Task item –
Please give the data again exactly, with no line dropped.

******

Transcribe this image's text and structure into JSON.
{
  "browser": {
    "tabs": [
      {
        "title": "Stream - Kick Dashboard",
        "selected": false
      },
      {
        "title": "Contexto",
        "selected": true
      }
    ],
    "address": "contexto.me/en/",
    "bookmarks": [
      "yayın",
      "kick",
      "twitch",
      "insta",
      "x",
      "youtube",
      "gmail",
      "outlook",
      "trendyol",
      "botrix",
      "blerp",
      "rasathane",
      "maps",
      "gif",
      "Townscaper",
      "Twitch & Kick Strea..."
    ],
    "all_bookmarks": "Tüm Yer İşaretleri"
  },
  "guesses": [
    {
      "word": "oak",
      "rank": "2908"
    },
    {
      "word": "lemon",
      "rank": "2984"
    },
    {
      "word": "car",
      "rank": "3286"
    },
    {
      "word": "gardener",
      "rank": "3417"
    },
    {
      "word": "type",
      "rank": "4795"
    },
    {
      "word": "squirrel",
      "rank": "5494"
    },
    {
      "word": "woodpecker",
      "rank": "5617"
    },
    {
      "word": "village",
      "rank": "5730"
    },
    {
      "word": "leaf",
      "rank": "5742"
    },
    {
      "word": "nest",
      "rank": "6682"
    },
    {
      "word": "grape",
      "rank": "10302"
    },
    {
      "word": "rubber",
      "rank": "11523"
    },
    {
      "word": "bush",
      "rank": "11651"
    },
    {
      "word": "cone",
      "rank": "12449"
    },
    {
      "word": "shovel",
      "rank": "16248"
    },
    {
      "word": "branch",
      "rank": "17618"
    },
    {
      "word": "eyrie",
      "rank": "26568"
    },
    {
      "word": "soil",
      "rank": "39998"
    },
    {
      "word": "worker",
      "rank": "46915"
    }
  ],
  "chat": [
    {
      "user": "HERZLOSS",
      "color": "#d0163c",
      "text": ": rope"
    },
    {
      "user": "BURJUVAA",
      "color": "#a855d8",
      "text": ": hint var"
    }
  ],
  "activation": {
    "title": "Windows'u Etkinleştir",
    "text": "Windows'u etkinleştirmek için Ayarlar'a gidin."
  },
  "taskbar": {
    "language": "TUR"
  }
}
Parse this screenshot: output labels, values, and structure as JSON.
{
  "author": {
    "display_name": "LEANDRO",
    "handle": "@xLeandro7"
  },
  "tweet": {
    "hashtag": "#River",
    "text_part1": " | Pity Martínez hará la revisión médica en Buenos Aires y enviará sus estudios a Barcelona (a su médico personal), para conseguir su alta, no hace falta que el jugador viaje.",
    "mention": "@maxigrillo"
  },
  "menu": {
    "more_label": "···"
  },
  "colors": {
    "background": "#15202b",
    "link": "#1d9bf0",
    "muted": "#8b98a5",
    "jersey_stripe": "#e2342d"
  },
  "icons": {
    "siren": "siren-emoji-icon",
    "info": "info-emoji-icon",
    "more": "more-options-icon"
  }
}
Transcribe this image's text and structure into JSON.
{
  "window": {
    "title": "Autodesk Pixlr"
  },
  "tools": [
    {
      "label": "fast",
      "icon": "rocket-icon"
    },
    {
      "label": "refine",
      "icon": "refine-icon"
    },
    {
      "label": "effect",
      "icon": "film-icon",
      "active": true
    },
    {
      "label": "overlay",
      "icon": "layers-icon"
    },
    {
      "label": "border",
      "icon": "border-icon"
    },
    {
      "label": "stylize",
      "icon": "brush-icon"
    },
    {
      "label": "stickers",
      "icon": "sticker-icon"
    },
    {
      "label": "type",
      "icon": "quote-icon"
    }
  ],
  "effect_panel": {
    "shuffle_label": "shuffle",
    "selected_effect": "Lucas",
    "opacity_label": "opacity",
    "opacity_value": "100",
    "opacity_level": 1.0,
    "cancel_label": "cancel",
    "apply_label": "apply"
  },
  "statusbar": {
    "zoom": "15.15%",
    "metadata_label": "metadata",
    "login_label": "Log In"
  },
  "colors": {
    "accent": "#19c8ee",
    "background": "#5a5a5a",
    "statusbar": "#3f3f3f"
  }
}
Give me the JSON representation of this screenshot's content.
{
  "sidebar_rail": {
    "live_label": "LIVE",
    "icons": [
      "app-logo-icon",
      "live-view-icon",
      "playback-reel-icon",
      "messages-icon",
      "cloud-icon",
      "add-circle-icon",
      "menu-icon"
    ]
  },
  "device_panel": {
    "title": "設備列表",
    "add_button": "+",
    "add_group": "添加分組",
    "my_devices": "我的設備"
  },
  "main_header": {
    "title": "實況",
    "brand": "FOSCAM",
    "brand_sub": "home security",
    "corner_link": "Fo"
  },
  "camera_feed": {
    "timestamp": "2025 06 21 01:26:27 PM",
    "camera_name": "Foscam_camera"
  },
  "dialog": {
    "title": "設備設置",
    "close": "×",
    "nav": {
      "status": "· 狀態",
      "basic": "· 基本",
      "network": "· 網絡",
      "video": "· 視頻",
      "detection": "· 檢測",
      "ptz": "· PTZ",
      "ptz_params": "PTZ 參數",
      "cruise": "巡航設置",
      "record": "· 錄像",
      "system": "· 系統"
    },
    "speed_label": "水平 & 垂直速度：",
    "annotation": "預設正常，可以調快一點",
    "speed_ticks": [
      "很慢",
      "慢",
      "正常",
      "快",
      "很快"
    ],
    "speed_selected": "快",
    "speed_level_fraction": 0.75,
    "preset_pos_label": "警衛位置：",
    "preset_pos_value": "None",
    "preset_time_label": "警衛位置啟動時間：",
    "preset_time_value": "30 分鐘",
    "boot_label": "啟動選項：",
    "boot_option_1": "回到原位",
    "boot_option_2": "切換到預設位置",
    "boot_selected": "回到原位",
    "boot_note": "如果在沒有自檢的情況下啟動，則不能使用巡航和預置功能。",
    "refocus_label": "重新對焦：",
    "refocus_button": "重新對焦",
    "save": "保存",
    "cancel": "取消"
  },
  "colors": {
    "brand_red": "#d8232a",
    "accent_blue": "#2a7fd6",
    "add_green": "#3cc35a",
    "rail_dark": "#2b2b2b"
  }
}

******

Answer section –
Transcribe this image's text and structure into JSON.
{
  "browser": {
    "tabs": [
      {
        "title": "Stream - Kick Dashboard",
        "selected": false
      },
      {
        "title": "Contexto",
        "selected": true
      }
    ],
    "address": "contexto.me/en/",
    "bookmarks": [
      "yayın",
      "kick",
      "twitch",
      "insta",
      "x",
      "youtube",
      "gmail",
      "outlook",
      "trendyol",
      "botrix",
      "blerp",
      "rasathane",
      "maps",
      "gif",
      "Townscaper",
      "Twitch & Kick Strea..."
    ],
    "all_bookmarks": "Tüm Yer İşaretleri"
  },
  "guesses": [
    {
      "word": "oak",
      "rank": "2908"
    },
    {
      "word": "lemon",
      "rank": "2984"
    },
    {
      "word": "car",
      "rank": "3286"
    },
    {
      "word": "gardener",
      "rank": "3417"
    },
    {
      "word": "type",
      "rank": "4795"
    },
    {
      "word": "squirrel",
      "rank": "5494"
    },
    {
      "word": "woodpecker",
      "rank": "5617"
    },
    {
      "word": "village",
      "rank": "5730"
    },
    {
      "word": "leaf",
      "rank": "5742"
    },
    {
      "word": "nest",
      "rank": "6682"
    },
    {
      "word": "grape",
      "rank": "10302"
    },
    {
      "word": "rubber",
      "rank": "11523"
    },
    {
      "word": "bush",
      "rank": "11651"
    },
    {
      "word": "cone",
      "rank": "12449"
    },
    {
      "word": "shovel",
      "rank": "16248"
    },
    {
      "word": "branch",
      "rank": "17618"
    },
    {
      "word": "eyrie",
      "rank": "26568"
    },
    {
      "word": "soil",
      "rank": "39998"
    },
    {
      "word": "worker",
      "rank": "46915"
    }
  ],
  "chat": [
    {
      "user": "HERZLOSS",
      "color": "#d0163c",
      "text": ": rope"
    },
    {
      "user": "BURJUVAA",
      "color": "#a855d8",
      "text": ": hint var"
    }
  ],
  "activation": {
    "title": "Windows'u Etkinleştir",
    "text": "Windows'u etkinleştirmek için Ayarlar'a gidin."
  },
  "taskbar": {
    "language": "TUR"
  }
}
Parse this screenshot: output labels, values, and structure as JSON.
{
  "author": {
    "display_name": "LEANDRO",
    "handle": "@xLeandro7"
  },
  "tweet": {
    "hashtag": "#River",
    "text_part1": " | Pity Martínez hará la revisión médica en Buenos Aires y enviará sus estudios a Barcelona (a su médico personal), para conseguir su alta, no hace falta que el jugador viaje.",
    "mention": "@maxigrillo"
  },
  "menu": {
    "more_label": "···"
  },
  "colors": {
    "background": "#15202b",
    "link": "#1d9bf0",
    "muted": "#8b98a5",
    "jersey_stripe": "#e2342d"
  },
  "icons": {
    "siren": "siren-emoji-icon",
    "info": "info-emoji-icon",
    "more": "more-options-icon"
  }
}
Transcribe this image's text and structure into JSON.
{
  "window": {
    "title": "Autodesk Pixlr"
  },
  "tools": [
    {
      "label": "fast",
      "icon": "rocket-icon"
    },
    {
      "label": "refine",
      "icon": "refine-icon"
    },
    {
      "label": "effect",
      "icon": "film-icon",
      "active": true
    },
    {
      "label": "overlay",
      "icon": "layers-icon"
    },
    {
      "label": "border",
      "icon": "border-icon"
    },
    {
      "label": "stylize",
      "icon": "brush-icon"
    },
    {
      "label": "stickers",
      "icon": "sticker-icon"
    },
    {
      "label": "type",
      "icon": "quote-icon"
    }
  ],
  "effect_panel": {
    "shuffle_label": "shuffle",
    "selected_effect": "Lucas",
    "opacity_label": "opacity",
    "opacity_value": "100",
    "opacity_level": 1.0,
    "cancel_label": "cancel",
    "apply_label": "apply"
  },
  "statusbar": {
    "zoom": "15.15%",
    "metadata_label": "metadata",
    "login_label": "Log In"
  },
  "colors": {
    "accent": "#19c8ee",
    "background": "#5a5a5a",
    "statusbar": "#3f3f3f"
  }
}
Give me the JSON representation of this screenshot's content.
{
  "sidebar_rail": {
    "live_label": "LIVE",
    "icons": [
      "app-logo-icon",
      "live-view-icon",
      "playback-reel-icon",
      "messages-icon",
      "cloud-icon",
      "add-circle-icon",
      "menu-icon"
    ]
  },
  "device_panel": {
    "title": "設備列表",
    "add_button": "+",
    "add_group": "添加分組",
    "my_devices": "我的設備"
  },
  "main_header": {
    "title": "實況",
    "brand": "FOSCAM",
    "brand_sub": "home security",
    "corner_link": "Fo"
  },
  "camera_feed": {
    "timestamp": "2025 06 21 01:26:27 PM",
    "camera_name": "Foscam_camera"
  },
  "dialog": {
    "title": "設備設置",
    "close": "×",
    "nav": {
      "status": "· 狀態",
      "basic": "· 基本",
      "network": "· 網絡",
      "video": "· 視頻",
      "detection": "· 檢測",
      "ptz": "· PTZ",
      "ptz_params": "PTZ 參數",
      "cruise": "巡航設置",
      "record": "· 錄像",
      "system": "· 系統"
    },
    "speed_label": "水平 & 垂直速度：",
    "annotation": "預設正常，可以調快一點",
    "speed_ticks": [
      "很慢",
      "慢",
      "正常",
      "快",
      "很快"
    ],
    "speed_selected": "快",
    "speed_level_fraction": 0.75,
    "preset_pos_label": "警衛位置：",
    "preset_pos_value": "None",
    "preset_time_label": "警衛位置啟動時間：",
    "preset_time_value": "30 分鐘",
    "boot_label": "啟動選項：",
    "boot_option_1": "回到原位",
    "boot_option_2": "切換到預設位置",
    "boot_selected": "回到原位",
    "boot_note": "如果在沒有自檢的情況下啟動，則不能使用巡航和預置功能。",
    "refocus_label": "重新對焦：",
    "refocus_button": "重新對焦",
    "save": "保存",
    "cancel": "取消"
  },
  "colors": {
    "brand_red": "#d8232a",
    "accent_blue": "#2a7fd6",
    "add_green": "#3cc35a",
    "rail_dark": "#2b2b2b"
  }
}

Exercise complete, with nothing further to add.